*The input:*
———
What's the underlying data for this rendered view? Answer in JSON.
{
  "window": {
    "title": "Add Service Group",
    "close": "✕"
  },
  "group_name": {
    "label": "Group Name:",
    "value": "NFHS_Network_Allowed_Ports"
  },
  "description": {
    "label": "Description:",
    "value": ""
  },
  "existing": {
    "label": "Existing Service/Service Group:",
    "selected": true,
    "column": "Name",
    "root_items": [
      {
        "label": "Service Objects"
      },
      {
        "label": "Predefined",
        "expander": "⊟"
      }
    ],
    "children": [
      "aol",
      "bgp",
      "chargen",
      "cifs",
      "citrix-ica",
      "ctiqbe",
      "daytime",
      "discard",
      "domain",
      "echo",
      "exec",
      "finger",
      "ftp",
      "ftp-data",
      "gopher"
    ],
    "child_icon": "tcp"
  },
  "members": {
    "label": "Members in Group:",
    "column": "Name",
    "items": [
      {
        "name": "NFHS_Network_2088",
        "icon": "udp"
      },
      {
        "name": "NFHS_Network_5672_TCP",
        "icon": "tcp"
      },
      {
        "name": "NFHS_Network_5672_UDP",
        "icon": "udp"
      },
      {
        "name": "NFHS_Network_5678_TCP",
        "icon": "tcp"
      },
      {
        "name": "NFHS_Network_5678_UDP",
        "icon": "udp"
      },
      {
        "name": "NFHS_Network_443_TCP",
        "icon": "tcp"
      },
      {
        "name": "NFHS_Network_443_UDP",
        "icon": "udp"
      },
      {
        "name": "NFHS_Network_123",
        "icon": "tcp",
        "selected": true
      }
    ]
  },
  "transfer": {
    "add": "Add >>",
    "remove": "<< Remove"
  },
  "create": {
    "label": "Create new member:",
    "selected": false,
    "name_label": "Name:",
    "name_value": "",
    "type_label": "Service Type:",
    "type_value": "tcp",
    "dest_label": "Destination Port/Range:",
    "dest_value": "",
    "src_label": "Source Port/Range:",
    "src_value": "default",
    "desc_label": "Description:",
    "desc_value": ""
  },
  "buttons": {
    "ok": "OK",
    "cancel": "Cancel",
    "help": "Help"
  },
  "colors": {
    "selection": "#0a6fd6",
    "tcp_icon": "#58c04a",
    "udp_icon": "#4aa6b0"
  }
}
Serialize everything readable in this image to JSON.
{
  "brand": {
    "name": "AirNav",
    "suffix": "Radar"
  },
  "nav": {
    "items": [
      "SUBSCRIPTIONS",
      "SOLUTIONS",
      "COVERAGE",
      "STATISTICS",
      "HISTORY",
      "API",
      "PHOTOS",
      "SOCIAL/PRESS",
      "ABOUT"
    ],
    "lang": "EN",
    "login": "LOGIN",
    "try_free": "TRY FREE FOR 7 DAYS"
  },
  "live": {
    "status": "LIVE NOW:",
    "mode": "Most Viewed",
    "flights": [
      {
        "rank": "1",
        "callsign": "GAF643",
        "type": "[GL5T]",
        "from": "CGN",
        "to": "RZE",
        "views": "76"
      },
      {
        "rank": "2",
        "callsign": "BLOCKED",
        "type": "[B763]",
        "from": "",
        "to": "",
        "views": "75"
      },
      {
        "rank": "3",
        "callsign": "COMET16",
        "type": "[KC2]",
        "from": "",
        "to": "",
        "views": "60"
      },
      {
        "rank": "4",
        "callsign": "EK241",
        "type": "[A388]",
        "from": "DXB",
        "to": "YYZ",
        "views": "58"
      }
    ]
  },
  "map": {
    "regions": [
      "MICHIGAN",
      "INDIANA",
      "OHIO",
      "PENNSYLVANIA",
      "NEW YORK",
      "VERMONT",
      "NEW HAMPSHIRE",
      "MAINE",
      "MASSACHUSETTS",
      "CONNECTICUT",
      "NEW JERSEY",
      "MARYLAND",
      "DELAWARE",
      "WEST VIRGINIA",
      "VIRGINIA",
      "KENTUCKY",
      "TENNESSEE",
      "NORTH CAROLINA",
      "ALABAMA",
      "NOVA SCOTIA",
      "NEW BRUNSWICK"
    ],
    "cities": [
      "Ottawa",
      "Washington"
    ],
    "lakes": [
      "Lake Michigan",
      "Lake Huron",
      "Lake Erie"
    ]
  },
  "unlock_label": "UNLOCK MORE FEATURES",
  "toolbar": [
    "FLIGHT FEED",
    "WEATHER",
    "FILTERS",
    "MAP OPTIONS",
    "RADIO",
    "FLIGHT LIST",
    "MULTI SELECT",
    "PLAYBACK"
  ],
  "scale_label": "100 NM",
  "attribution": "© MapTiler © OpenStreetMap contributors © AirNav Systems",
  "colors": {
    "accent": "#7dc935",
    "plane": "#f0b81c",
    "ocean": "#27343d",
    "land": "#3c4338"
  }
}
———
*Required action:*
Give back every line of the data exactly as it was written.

*Expected output:*
What's the underlying data for this rendered view? Answer in JSON.
{
  "window": {
    "title": "Add Service Group",
    "close": "✕"
  },
  "group_name": {
    "label": "Group Name:",
    "value": "NFHS_Network_Allowed_Ports"
  },
  "description": {
    "label": "Description:",
    "value": ""
  },
  "existing": {
    "label": "Existing Service/Service Group:",
    "selected": true,
    "column": "Name",
    "root_items": [
      {
        "label": "Service Objects"
      },
      {
        "label": "Predefined",
        "expander": "⊟"
      }
    ],
    "children": [
      "aol",
      "bgp",
      "chargen",
      "cifs",
      "citrix-ica",
      "ctiqbe",
      "daytime",
      "discard",
      "domain",
      "echo",
      "exec",
      "finger",
      "ftp",
      "ftp-data",
      "gopher"
    ],
    "child_icon": "tcp"
  },
  "members": {
    "label": "Members in Group:",
    "column": "Name",
    "items": [
      {
        "name": "NFHS_Network_2088",
        "icon": "udp"
      },
      {
        "name": "NFHS_Network_5672_TCP",
        "icon": "tcp"
      },
      {
        "name": "NFHS_Network_5672_UDP",
        "icon": "udp"
      },
      {
        "name": "NFHS_Network_5678_TCP",
        "icon": "tcp"
      },
      {
        "name": "NFHS_Network_5678_UDP",
        "icon": "udp"
      },
      {
        "name": "NFHS_Network_443_TCP",
        "icon": "tcp"
      },
      {
        "name": "NFHS_Network_443_UDP",
        "icon": "udp"
      },
      {
        "name": "NFHS_Network_123",
        "icon": "tcp",
        "selected": true
      }
    ]
  },
  "transfer": {
    "add": "Add >>",
    "remove": "<< Remove"
  },
  "create": {
    "label": "Create new member:",
    "selected": false,
    "name_label": "Name:",
    "name_value": "",
    "type_label": "Service Type:",
    "type_value": "tcp",
    "dest_label": "Destination Port/Range:",
    "dest_value": "",
    "src_label": "Source Port/Range:",
    "src_value": "default",
    "desc_label": "Description:",
    "desc_value": ""
  },
  "buttons": {
    "ok": "OK",
    "cancel": "Cancel",
    "help": "Help"
  },
  "colors": {
    "selection": "#0a6fd6",
    "tcp_icon": "#58c04a",
    "udp_icon": "#4aa6b0"
  }
}
Serialize everything readable in this image to JSON.
{
  "brand": {
    "name": "AirNav",
    "suffix": "Radar"
  },
  "nav": {
    "items": [
      "SUBSCRIPTIONS",
      "SOLUTIONS",
      "COVERAGE",
      "STATISTICS",
      "HISTORY",
      "API",
      "PHOTOS",
      "SOCIAL/PRESS",
      "ABOUT"
    ],
    "lang": "EN",
    "login": "LOGIN",
    "try_free": "TRY FREE FOR 7 DAYS"
  },
  "live": {
    "status": "LIVE NOW:",
    "mode": "Most Viewed",
    "flights": [
      {
        "rank": "1",
        "callsign": "GAF643",
        "type": "[GL5T]",
        "from": "CGN",
        "to": "RZE",
        "views": "76"
      },
      {
        "rank": "2",
        "callsign": "BLOCKED",
        "type": "[B763]",
        "from": "",
        "to": "",
        "views": "75"
      },
      {
        "rank": "3",
        "callsign": "COMET16",
        "type": "[KC2]",
        "from": "",
        "to": "",
        "views": "60"
      },
      {
        "rank": "4",
        "callsign": "EK241",
        "type": "[A388]",
        "from": "DXB",
        "to": "YYZ",
        "views": "58"
      }
    ]
  },
  "map": {
    "regions": [
      "MICHIGAN",
      "INDIANA",
      "OHIO",
      "PENNSYLVANIA",
      "NEW YORK",
      "VERMONT",
      "NEW HAMPSHIRE",
      "MAINE",
      "MASSACHUSETTS",
      "CONNECTICUT",
      "NEW JERSEY",
      "MARYLAND",
      "DELAWARE",
      "WEST VIRGINIA",
      "VIRGINIA",
      "KENTUCKY",
      "TENNESSEE",
      "NORTH CAROLINA",
      "ALABAMA",
      "NOVA SCOTIA",
      "NEW BRUNSWICK"
    ],
    "cities": [
      "Ottawa",
      "Washington"
    ],
    "lakes": [
      "Lake Michigan",
      "Lake Huron",
      "Lake Erie"
    ]
  },
  "unlock_label": "UNLOCK MORE FEATURES",
  "toolbar": [
    "FLIGHT FEED",
    "WEATHER",
    "FILTERS",
    "MAP OPTIONS",
    "RADIO",
    "FLIGHT LIST",
    "MULTI SELECT",
    "PLAYBACK"
  ],
  "scale_label": "100 NM",
  "attribution": "© MapTiler © OpenStreetMap contributors © AirNav Systems",
  "colors": {
    "accent": "#7dc935",
    "plane": "#f0b81c",
    "ocean": "#27343d",
    "land": "#3c4338"
  }
}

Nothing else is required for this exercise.